  1. Sadly, I think, if the person is not a danger to themselves or others, they can indeed refuse treatment. Some treatment is too hard, with too many side effects, and never having had to do that I can't really judge people who decide that they can't take that.
    P doesn't sound like he is in that category, though, and I hope that he can get to a place where he actually wants to work on his treatment, and that family support can help get him there.

  2. These situations are incredibly complex. You are doing what you think is best for him. I am so sorry you have to deal with this, you've already got 'the job' pregnancy!

    Your mention of patient rights reminded me of the homeless men I used to work with in our shelter program. There are no easy answers, but I think you are right about family and social supports. These guys are all on the streets because of government cutbacks that were presented as empowering to these patients.

  3. As a marriage and family therapist I think that what you are doing is the right thing to do. Those who toiled to "free" mental patients from treatment did them a terrible disservice. With good treatment and follow up, people can return to their lives better equipped with tools to help them be happy and productive. People whose judgment is impaired need to be helped. Would we let someone we love who has a broken leg or a bleeding wound avoid medical care? You and your family are doing the right thing and I pray that your brother-in-law is able to have a chance at living a better life as a result.
    Dr. Rona Michelson

  4. I'm so sorry you guys are going through this. I really hope that he comes around and is able to admit to needing help. In any case, it is clear that you all care so much and you only want what is best for him. I hope he will rely on you guys a little and let himself be helped. I know, admitting to needing help is a really hard thing for a lot of people. But it isn't a sign of weakness (like I once thought it was), it is a sign of great strength.

  5. My family went through the same thing with my sister. Everywhere we turned for help, we found no assistance because my sister was resistant to treatment. This was particularly surprising to us because, at the time, she was a minor, so we thought my parents would be able to make these sorts of life-saving decisions on her behalf. But they weren't.

    Fortunately, because we were totally relentless in trying to save her, she finally reached a point where she lives a stable, independent and relatively happy life. But if we'd just left her to her own devices, I'm certain she wouldn't have made it to 18.

    I hope your family has a similar experience to ours. I know how hard it is. I'll be thinking of you.
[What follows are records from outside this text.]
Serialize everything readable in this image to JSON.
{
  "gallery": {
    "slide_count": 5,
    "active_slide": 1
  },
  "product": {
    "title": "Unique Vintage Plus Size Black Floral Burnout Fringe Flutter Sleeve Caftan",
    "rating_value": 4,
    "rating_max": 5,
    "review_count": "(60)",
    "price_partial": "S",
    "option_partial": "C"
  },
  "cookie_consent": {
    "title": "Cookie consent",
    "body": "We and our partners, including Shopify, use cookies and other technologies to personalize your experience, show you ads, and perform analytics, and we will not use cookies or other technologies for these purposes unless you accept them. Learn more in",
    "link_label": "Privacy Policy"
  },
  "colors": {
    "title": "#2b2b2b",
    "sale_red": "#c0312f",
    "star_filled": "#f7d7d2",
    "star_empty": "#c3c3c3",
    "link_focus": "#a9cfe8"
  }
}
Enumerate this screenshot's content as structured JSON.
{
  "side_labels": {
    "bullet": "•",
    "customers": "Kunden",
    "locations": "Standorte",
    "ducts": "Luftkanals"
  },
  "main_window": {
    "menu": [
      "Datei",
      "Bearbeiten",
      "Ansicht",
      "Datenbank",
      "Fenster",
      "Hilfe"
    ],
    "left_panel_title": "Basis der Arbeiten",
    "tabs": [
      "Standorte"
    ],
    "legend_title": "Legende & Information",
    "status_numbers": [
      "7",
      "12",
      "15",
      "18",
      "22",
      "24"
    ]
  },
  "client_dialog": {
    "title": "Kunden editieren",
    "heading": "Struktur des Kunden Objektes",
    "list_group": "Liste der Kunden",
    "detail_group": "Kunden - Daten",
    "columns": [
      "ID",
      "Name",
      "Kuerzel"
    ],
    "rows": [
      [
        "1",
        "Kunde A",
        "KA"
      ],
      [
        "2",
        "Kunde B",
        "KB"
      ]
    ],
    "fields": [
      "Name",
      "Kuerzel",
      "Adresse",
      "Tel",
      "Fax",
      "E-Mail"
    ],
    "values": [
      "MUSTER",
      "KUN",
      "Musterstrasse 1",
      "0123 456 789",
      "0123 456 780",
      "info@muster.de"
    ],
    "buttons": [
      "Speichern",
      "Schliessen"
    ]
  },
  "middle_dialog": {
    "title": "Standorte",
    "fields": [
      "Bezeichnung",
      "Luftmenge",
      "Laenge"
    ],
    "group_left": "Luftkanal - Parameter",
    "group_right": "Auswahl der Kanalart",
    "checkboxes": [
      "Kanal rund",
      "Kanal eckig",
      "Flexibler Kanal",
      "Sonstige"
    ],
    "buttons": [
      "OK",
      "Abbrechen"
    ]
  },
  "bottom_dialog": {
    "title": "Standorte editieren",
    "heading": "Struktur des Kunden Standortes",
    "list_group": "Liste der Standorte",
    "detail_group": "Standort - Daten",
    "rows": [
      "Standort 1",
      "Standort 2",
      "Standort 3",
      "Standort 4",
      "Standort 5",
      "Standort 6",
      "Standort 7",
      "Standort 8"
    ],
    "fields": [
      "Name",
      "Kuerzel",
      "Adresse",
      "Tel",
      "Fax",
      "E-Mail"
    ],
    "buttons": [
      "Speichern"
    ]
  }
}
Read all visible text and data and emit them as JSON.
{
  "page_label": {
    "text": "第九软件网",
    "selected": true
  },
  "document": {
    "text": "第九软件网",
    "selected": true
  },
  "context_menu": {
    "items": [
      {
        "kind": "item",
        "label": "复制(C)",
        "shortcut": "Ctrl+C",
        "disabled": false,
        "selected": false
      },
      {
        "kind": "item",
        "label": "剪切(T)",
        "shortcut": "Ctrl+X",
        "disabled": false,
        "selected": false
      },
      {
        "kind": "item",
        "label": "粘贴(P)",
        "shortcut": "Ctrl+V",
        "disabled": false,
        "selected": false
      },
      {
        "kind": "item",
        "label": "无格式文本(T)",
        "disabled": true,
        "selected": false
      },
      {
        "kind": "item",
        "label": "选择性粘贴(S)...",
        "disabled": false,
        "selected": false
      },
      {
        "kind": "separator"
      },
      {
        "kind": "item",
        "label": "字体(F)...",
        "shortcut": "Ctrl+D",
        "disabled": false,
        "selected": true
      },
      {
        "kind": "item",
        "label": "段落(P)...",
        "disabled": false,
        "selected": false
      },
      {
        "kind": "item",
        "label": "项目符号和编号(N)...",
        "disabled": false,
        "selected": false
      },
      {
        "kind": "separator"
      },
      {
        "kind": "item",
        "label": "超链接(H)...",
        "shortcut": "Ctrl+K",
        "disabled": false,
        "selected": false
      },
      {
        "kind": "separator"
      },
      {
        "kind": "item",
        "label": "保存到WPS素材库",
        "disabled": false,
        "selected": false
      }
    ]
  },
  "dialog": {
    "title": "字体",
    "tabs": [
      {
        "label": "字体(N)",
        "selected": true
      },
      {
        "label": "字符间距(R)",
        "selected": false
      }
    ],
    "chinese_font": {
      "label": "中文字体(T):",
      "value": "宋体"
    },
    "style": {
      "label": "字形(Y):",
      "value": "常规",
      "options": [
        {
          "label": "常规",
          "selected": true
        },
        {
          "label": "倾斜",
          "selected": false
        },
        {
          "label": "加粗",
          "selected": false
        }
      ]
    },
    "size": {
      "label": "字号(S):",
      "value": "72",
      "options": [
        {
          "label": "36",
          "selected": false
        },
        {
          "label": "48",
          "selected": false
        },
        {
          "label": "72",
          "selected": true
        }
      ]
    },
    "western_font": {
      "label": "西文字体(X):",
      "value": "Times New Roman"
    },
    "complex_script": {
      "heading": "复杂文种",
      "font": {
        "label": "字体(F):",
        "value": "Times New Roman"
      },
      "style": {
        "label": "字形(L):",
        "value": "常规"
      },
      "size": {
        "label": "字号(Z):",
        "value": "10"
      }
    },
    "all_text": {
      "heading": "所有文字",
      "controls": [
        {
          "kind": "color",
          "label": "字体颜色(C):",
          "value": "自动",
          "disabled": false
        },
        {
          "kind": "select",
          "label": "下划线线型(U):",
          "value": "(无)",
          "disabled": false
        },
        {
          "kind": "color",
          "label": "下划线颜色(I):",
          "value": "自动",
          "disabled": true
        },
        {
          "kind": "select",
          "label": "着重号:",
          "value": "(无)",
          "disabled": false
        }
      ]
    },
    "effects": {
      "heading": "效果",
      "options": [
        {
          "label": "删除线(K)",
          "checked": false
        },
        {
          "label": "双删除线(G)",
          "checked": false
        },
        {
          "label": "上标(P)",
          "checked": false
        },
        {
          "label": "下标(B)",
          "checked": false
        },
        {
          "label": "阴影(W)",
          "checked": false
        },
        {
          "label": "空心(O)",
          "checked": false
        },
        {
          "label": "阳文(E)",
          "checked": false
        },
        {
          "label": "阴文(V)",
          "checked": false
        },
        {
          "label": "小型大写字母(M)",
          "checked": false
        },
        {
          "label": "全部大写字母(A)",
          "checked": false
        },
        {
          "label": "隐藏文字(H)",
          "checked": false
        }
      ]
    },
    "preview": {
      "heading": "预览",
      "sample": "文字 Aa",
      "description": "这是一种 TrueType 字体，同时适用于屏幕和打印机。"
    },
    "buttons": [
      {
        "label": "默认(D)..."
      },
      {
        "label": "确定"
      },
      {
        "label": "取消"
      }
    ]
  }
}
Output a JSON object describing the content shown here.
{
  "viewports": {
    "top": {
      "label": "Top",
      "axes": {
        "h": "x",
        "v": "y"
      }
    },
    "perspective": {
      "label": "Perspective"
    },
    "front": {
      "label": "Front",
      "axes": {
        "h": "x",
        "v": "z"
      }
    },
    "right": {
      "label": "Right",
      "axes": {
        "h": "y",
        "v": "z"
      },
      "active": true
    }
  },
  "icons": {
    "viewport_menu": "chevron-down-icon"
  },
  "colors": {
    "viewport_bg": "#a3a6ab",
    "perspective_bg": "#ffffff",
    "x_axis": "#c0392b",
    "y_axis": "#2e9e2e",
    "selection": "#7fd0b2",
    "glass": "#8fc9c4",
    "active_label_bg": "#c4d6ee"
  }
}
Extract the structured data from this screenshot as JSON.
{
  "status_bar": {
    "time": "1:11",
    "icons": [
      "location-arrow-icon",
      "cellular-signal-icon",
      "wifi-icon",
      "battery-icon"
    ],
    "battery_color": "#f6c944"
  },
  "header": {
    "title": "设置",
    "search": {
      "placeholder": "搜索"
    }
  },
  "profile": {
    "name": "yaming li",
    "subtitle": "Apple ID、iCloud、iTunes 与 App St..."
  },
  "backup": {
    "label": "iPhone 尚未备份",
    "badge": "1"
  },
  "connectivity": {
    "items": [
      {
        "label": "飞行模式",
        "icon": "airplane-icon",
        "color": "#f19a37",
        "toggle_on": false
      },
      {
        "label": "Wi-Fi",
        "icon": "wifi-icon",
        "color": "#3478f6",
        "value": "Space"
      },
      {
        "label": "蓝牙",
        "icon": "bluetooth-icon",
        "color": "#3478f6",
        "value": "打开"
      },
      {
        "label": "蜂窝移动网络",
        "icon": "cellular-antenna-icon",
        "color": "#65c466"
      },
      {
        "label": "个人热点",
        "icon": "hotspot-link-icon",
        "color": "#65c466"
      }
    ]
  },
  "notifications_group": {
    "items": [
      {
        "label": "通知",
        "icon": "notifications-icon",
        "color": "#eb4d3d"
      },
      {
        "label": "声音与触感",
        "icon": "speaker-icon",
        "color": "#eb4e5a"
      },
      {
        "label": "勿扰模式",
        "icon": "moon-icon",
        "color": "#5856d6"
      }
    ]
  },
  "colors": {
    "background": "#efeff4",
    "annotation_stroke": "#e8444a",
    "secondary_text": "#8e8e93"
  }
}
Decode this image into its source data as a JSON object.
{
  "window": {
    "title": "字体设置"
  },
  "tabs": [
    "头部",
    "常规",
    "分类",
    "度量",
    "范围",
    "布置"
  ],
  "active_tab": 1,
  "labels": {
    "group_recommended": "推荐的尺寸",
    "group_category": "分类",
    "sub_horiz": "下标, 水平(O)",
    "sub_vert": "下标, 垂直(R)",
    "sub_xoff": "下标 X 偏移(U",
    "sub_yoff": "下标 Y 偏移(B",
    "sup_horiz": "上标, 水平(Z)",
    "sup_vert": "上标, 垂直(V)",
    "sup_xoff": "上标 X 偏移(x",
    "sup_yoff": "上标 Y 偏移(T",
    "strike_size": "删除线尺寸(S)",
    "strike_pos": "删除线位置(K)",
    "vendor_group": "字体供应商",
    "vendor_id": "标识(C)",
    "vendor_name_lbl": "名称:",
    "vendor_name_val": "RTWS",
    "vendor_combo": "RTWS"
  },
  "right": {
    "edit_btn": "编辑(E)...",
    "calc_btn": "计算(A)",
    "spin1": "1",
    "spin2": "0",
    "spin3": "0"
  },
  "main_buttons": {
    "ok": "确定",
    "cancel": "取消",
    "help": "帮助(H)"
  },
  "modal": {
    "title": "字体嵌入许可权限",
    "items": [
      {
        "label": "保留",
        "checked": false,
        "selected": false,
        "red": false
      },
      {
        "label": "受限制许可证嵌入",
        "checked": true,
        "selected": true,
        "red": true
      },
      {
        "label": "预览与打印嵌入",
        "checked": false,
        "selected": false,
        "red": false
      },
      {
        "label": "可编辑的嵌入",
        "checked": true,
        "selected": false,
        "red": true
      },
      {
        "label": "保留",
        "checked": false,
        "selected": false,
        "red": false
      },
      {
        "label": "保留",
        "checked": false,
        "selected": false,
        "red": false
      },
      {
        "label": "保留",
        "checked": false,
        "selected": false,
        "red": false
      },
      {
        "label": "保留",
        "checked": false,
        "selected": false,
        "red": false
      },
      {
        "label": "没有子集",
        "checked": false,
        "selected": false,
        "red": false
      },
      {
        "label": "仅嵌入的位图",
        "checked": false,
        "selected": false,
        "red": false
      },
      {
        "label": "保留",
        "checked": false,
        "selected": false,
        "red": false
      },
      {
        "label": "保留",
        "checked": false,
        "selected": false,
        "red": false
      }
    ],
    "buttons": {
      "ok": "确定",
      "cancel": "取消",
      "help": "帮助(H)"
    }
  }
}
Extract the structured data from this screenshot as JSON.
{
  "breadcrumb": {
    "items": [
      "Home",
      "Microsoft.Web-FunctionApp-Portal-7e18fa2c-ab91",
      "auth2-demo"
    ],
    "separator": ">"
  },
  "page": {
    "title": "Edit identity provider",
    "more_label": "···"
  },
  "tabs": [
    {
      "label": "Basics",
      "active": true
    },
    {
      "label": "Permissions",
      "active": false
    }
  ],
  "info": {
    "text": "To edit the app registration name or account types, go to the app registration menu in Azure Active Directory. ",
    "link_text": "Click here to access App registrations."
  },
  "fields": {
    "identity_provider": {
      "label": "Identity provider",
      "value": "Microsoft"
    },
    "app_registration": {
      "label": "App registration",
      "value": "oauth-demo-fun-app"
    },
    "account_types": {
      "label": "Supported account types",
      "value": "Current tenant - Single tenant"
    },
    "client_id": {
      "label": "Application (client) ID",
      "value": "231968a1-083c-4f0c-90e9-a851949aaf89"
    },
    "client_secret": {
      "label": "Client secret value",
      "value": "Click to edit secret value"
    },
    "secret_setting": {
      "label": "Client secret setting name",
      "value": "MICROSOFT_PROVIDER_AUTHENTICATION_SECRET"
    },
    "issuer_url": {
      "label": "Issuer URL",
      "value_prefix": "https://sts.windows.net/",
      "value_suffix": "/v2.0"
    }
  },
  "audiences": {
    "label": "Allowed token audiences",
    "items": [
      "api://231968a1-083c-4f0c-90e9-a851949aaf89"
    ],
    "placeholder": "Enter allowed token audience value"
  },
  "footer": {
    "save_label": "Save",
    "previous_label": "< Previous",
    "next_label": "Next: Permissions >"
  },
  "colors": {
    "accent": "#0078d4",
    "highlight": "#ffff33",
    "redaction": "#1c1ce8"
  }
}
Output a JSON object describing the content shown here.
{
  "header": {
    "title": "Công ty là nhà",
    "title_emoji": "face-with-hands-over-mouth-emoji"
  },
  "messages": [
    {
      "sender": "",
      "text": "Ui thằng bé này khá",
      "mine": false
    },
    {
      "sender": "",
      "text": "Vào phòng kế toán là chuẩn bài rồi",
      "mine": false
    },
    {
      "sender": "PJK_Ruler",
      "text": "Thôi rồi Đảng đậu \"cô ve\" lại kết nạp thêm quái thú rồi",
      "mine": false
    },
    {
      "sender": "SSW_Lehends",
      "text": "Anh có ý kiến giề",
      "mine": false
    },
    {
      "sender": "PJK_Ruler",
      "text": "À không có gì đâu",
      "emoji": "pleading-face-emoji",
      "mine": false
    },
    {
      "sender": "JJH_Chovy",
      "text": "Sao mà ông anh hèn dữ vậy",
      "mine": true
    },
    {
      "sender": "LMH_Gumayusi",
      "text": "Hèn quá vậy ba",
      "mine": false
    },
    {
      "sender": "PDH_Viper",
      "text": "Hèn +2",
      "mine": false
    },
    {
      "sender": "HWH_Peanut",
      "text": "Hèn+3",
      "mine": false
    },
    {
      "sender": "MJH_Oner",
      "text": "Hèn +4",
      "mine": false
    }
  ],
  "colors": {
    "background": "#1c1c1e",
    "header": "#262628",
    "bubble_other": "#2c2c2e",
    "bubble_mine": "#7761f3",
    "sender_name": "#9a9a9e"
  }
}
  6. You all love P., so I don't see what else you could possibly do. It sounds like it will be a difficult journey, but, especially for his kids, it sounds like the best plan. I hope his doctors know what they're doing. I have the same cynicism you do toward most of them...but there are a few good ones out there, and I hope P. has one of them.